U.S. Economy Rebounds In Spring With GDP Expanding At 4 Percent Rate
The news from the Commerce Department comes after the economy shrank at a 2.1 percent rate in the first quarter of the year. The numbers raise hope for continued growth in the second half of 2014.
France's Nude Models Threaten To Strike
The models say they have no job security or vacation pay and aren't allowed to collect tips. Organizers have said "not just anyone can take their clothes off and hold a pose."
NCAA Head-Injury Settlement Includes $70 Million Medical Fund
The NCAA has settled a class-action lawsuit over its head injury policies, pending approval. Supporters laud a $70 million fund for medical monitoring; others say there's no money for injured players.
How Much Impact Will New Sanctions Have On Russia?
Linda Wertheimer talks with Financial Times reporter Kathrin Hille in Moscow about the economic impact on Russia of accumulating Western sanctions.
Ruling: McDonald's Can Be Held Liable For Franchises' Labor Violations
The case grew out of a series of strikes by employees demanding higher wages. McDonald's will challenge the ruling, but if it's upheld, it could become easier for U.S. employees to unionize.
U.S. Judge Sides With Iraq, Blocks Kurds' Attempt To Sell Oil
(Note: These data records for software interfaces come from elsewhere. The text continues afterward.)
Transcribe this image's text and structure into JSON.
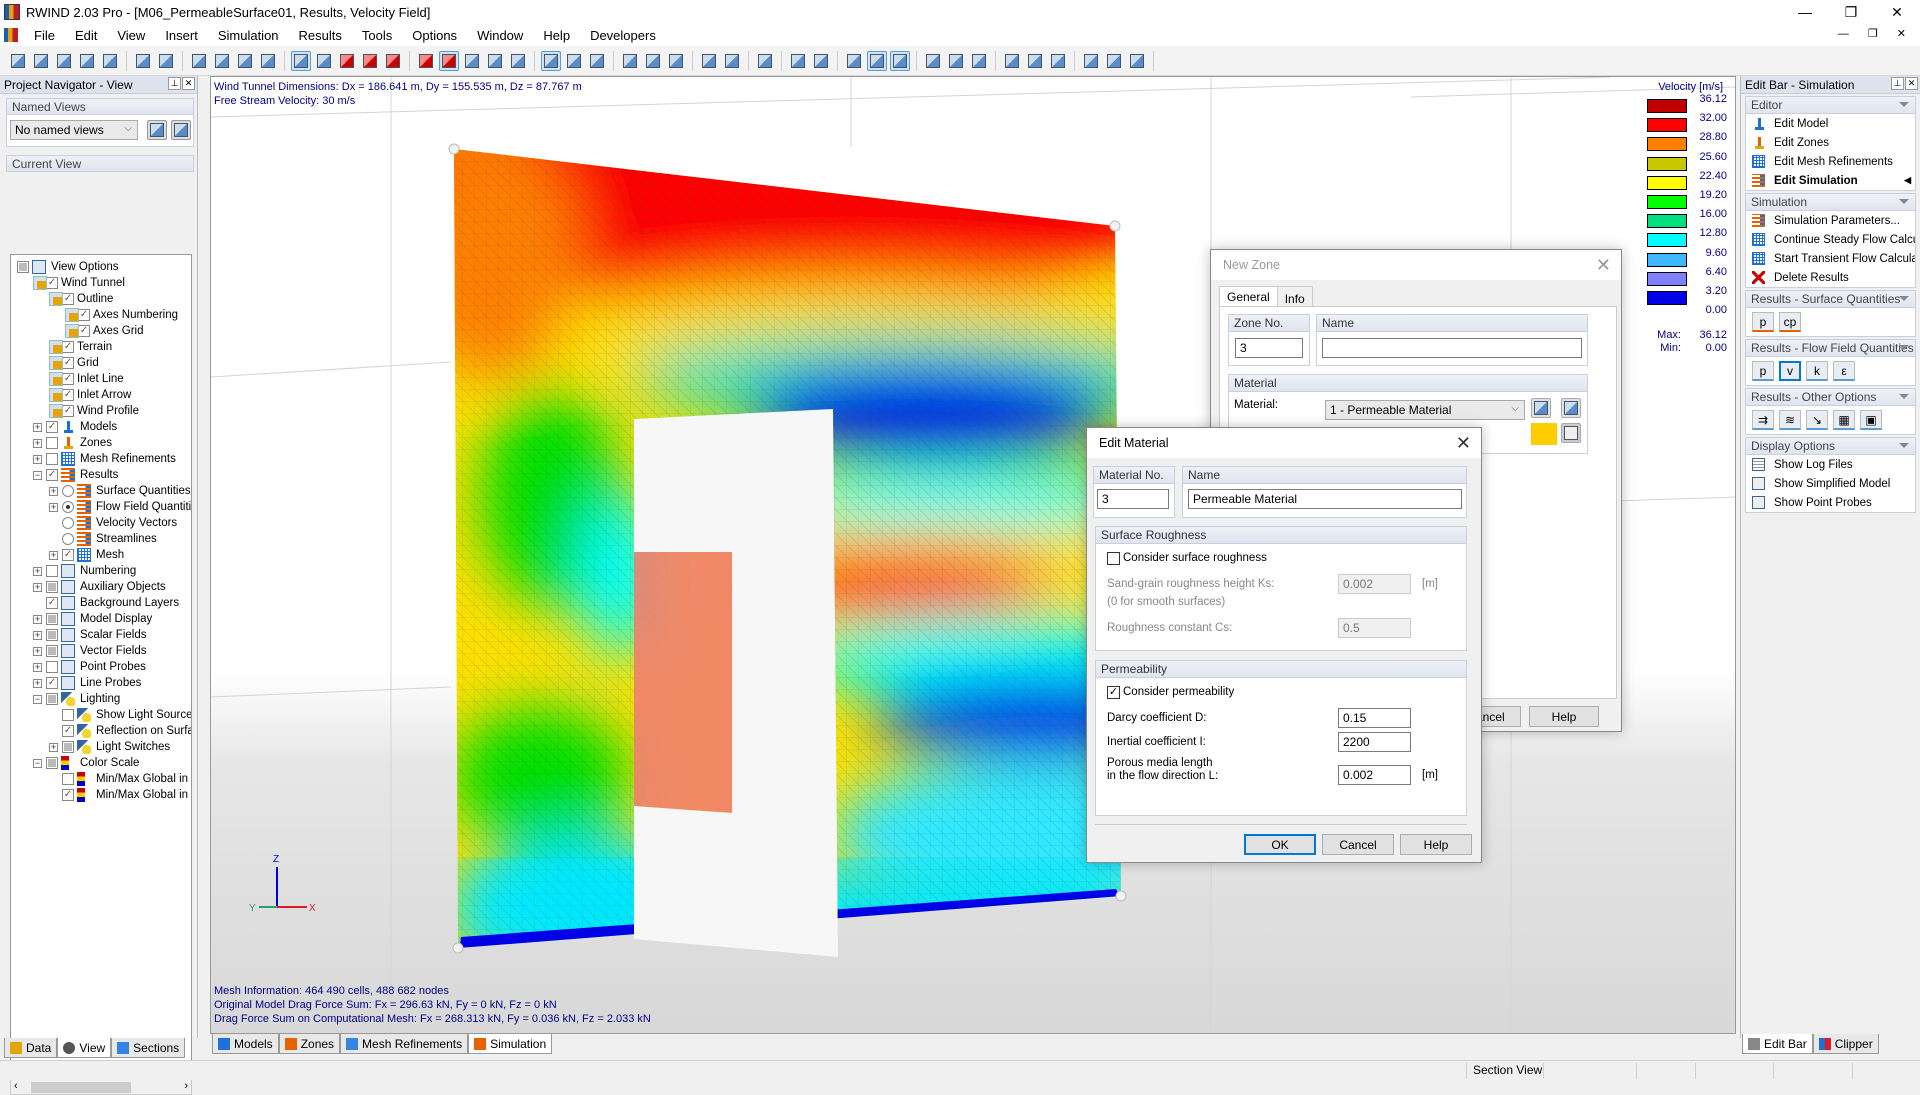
{
  "window": {
    "title": "RWIND 2.03 Pro - [M06_PermeableSurface01, Results, Velocity Field]",
    "controls": [
      "—",
      "❐",
      "✕"
    ]
  },
  "menu": [
    "File",
    "Edit",
    "View",
    "Insert",
    "Simulation",
    "Results",
    "Tools",
    "Options",
    "Window",
    "Help",
    "Developers"
  ],
  "left_panel": {
    "title": "Project Navigator - View",
    "named_views_header": "Named Views",
    "named_views_value": "No named views",
    "current_view_header": "Current View",
    "tree": [
      {
        "label": "View Options",
        "level": 0,
        "exp": "",
        "check": "partial",
        "icon": "generic"
      },
      {
        "label": "Wind Tunnel",
        "level": 1,
        "exp": "-",
        "check": "checked",
        "icon": "box"
      },
      {
        "label": "Outline",
        "level": 2,
        "exp": "-",
        "check": "checked",
        "icon": "box"
      },
      {
        "label": "Axes Numbering",
        "level": 3,
        "exp": "",
        "check": "checked",
        "icon": "box"
      },
      {
        "label": "Axes Grid",
        "level": 3,
        "exp": "",
        "check": "checked",
        "icon": "box"
      },
      {
        "label": "Terrain",
        "level": 2,
        "exp": "",
        "check": "checked",
        "icon": "box"
      },
      {
        "label": "Grid",
        "level": 2,
        "exp": "",
        "check": "checked",
        "icon": "box"
      },
      {
        "label": "Inlet Line",
        "level": 2,
        "exp": "",
        "check": "checked",
        "icon": "box"
      },
      {
        "label": "Inlet Arrow",
        "level": 2,
        "exp": "",
        "check": "checked",
        "icon": "box"
      },
      {
        "label": "Wind Profile",
        "level": 2,
        "exp": "",
        "check": "checked",
        "icon": "box"
      },
      {
        "label": "Models",
        "level": 1,
        "exp": "+",
        "check": "checked",
        "icon": "model"
      },
      {
        "label": "Zones",
        "level": 1,
        "exp": "+",
        "check": "unchecked",
        "icon": "zone"
      },
      {
        "label": "Mesh Refinements",
        "level": 1,
        "exp": "+",
        "check": "unchecked",
        "icon": "grid"
      },
      {
        "label": "Results",
        "level": 1,
        "exp": "-",
        "check": "checked",
        "icon": "results"
      },
      {
        "label": "Surface Quantities",
        "level": 2,
        "exp": "+",
        "check": "radio",
        "icon": "results"
      },
      {
        "label": "Flow Field Quantities",
        "level": 2,
        "exp": "+",
        "check": "radio-on",
        "icon": "results"
      },
      {
        "label": "Velocity Vectors",
        "level": 2,
        "exp": "",
        "check": "radio",
        "icon": "results"
      },
      {
        "label": "Streamlines",
        "level": 2,
        "exp": "",
        "check": "radio",
        "icon": "results"
      },
      {
        "label": "Mesh",
        "level": 2,
        "exp": "+",
        "check": "checked",
        "icon": "grid"
      },
      {
        "label": "Numbering",
        "level": 1,
        "exp": "+",
        "check": "unchecked",
        "icon": "generic"
      },
      {
        "label": "Auxiliary Objects",
        "level": 1,
        "exp": "+",
        "check": "partial",
        "icon": "generic"
      },
      {
        "label": "Background Layers",
        "level": 1,
        "exp": "",
        "check": "checked",
        "icon": "generic"
      },
      {
        "label": "Model Display",
        "level": 1,
        "exp": "+",
        "check": "partial",
        "icon": "generic"
      },
      {
        "label": "Scalar Fields",
        "level": 1,
        "exp": "+",
        "check": "partial",
        "icon": "generic"
      },
      {
        "label": "Vector Fields",
        "level": 1,
        "exp": "+",
        "check": "partial",
        "icon": "generic"
      },
      {
        "label": "Point Probes",
        "level": 1,
        "exp": "+",
        "check": "unchecked",
        "icon": "generic"
      },
      {
        "label": "Line Probes",
        "level": 1,
        "exp": "+",
        "check": "checked",
        "icon": "generic"
      },
      {
        "label": "Lighting",
        "level": 1,
        "exp": "-",
        "check": "partial",
        "icon": "light"
      },
      {
        "label": "Show Light Sources",
        "level": 2,
        "exp": "",
        "check": "unchecked",
        "icon": "light"
      },
      {
        "label": "Reflection on Surfaces",
        "level": 2,
        "exp": "",
        "check": "checked",
        "icon": "light"
      },
      {
        "label": "Light Switches",
        "level": 2,
        "exp": "+",
        "check": "partial",
        "icon": "light"
      },
      {
        "label": "Color Scale",
        "level": 1,
        "exp": "-",
        "check": "partial",
        "icon": "scale"
      },
      {
        "label": "Min/Max Global in Space",
        "level": 2,
        "exp": "",
        "check": "unchecked",
        "icon": "scale"
      },
      {
        "label": "Min/Max Global in Time",
        "level": 2,
        "exp": "",
        "check": "checked",
        "icon": "scale"
      }
    ],
    "tabs": [
      "Data",
      "View",
      "Sections"
    ]
  },
  "viewport": {
    "info_top": [
      "Wind Tunnel Dimensions: Dx = 186.641 m, Dy = 155.535 m, Dz = 87.767 m",
      "Free Stream Velocity: 30 m/s"
    ],
    "info_bottom": [
      "Mesh Information: 464 490 cells, 488 682 nodes",
      "Original Model Drag Force Sum: Fx = 296.63 kN, Fy = 0 kN, Fz = 0 kN",
      "Drag Force Sum on Computational Mesh: Fx = 268.313 kN, Fy = 0.036 kN, Fz = 2.033 kN"
    ],
    "axes": {
      "x": "X",
      "y": "Y",
      "z": "Z"
    },
    "legend": {
      "title": "Velocity [m/s]",
      "labels": [
        "36.12",
        "32.00",
        "28.80",
        "25.60",
        "22.40",
        "19.20",
        "16.00",
        "12.80",
        "9.60",
        "6.40",
        "3.20",
        "0.00"
      ],
      "colors": [
        "#bf0000",
        "#ff0000",
        "#ff8000",
        "#c8c800",
        "#ffff00",
        "#00ff00",
        "#00e080",
        "#00ffff",
        "#40b8ff",
        "#8080ff",
        "#0000e6"
      ],
      "max_label": "Max:",
      "max": "36.12",
      "min_label": "Min:",
      "min": "0.00"
    },
    "tabs": [
      "Models",
      "Zones",
      "Mesh Refinements",
      "Simulation"
    ]
  },
  "right_panel": {
    "title": "Edit Bar - Simulation",
    "editor": {
      "header": "Editor",
      "items": [
        "Edit Model",
        "Edit Zones",
        "Edit Mesh Refinements",
        "Edit Simulation"
      ]
    },
    "simulation": {
      "header": "Simulation",
      "items": [
        "Simulation Parameters...",
        "Continue Steady Flow Calculation...",
        "Start Transient Flow Calculation...",
        "Delete Results"
      ]
    },
    "surface": {
      "header": "Results - Surface Quantities",
      "buttons": [
        "p",
        "cp"
      ]
    },
    "flowfield": {
      "header": "Results - Flow Field Quantities",
      "buttons": [
        "p",
        "v",
        "k",
        "ε"
      ],
      "selected": "v"
    },
    "other": {
      "header": "Results - Other Options"
    },
    "display": {
      "header": "Display Options",
      "items": [
        "Show Log Files",
        "Show Simplified Model",
        "Show Point Probes"
      ]
    },
    "tabs": [
      "Edit Bar",
      "Clipper"
    ]
  },
  "new_zone": {
    "title": "New Zone",
    "tabs": [
      "General",
      "Info"
    ],
    "zone_no_label": "Zone No.",
    "zone_no": "3",
    "name_label": "Name",
    "name": "",
    "material_header": "Material",
    "material_label": "Material:",
    "material_value": "1 - Permeable Material",
    "material_color": "#ffcc00",
    "cancel": "Cancel",
    "help": "Help"
  },
  "edit_material": {
    "title": "Edit Material",
    "material_no_label": "Material No.",
    "material_no": "3",
    "name_label": "Name",
    "name": "Permeable Material",
    "roughness_header": "Surface Roughness",
    "consider_roughness": "Consider surface roughness",
    "consider_roughness_checked": false,
    "ks_label": "Sand-grain roughness height Ks:",
    "ks_sub": "(0 for smooth surfaces)",
    "ks": "0.002",
    "ks_unit": "[m]",
    "cs_label": "Roughness constant Cs:",
    "cs": "0.5",
    "perm_header": "Permeability",
    "consider_perm": "Consider permeability",
    "consider_perm_checked": true,
    "darcy_label": "Darcy coefficient D:",
    "darcy": "0.15",
    "inertial_label": "Inertial coefficient I:",
    "inertial": "2200",
    "porous_label_1": "Porous media length",
    "porous_label_2": "in the flow direction L:",
    "porous": "0.002",
    "porous_unit": "[m]",
    "ok": "OK",
    "cancel": "Cancel",
    "help": "Help"
  },
  "status": {
    "section_view": "Section View"
  }
}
A U.S. judge has blocked an effort by Iraq's Kurdistan region to sell $100 million worth of crude oil to refiners in the U.S. It's sitting in a giant tanker ship off the coast of Texas. The judge agreed with the Iraqi government that the oil belongs to it and not the Kurds.
Bolivia Makes Child Labor Legal, In An Attempt To Make It Safer
New legislation in Bolivia will allow children as young as 10 to work. Critics say the law will keep kids out of school, but supporters argue that children are working anyway — and need protection.
As Pharma Jobs Leave N.J., Office Space Ghost Towns Remain
In the last 20 years, New Jersey went from having more than 20 percent of U.S. pharmaceutical manufacturing jobs to less than 10 percent. That means offices, labs and warehouses have gone dark.
New York Skyscraper's Separate 'Poor Door' Called A 'Disgrace'
A developer got tax breaks for creating affordable units in its luxury high-rise, but those tenants will have to use a separate entrance. Officials vow to review zoning laws that allowed the design.
McDonald's Responsible For Treatment Of Workers, Agency Says
The National Labor Relations Board has found that McDonald's shares responsibility for working conditions at its franchised restaurants. The company will fight the ruling.
OkCupid Sometimes Messes A Bit With Love, In The Name Of Science
OkCupid, the online dating site, disclosed Monday that they sometimes manipulate their users' profiles for experiments.
Kurdish Oil Shipment Too Far Offshore For U.S. To Seize
A U.S. judge says an order she gave late Monday to impound a tanker carrying $100 million in oil off the coast of Galveston, Texas, cannot be enforced.
Widely Used Insecticides Are Leaching Into Midwest Rivers
Researchers found that a class of chemicals similar to nicotine and used on corn and soy farms has run off into streams and rivers in the Midwest. There they may be harming aquatic life, like insects.
Chances Are Pretty Good That's A Bill Collector Calling
About 77 million adults in the U.S. have at least one debt in the collection process, according to a study released by the Urban Institute.
Obama Announces New Sanctions On Russia
Obama said further sanctions against Russia's defense, banking and energy sectors were "closely coordinated" with action taken by European allies.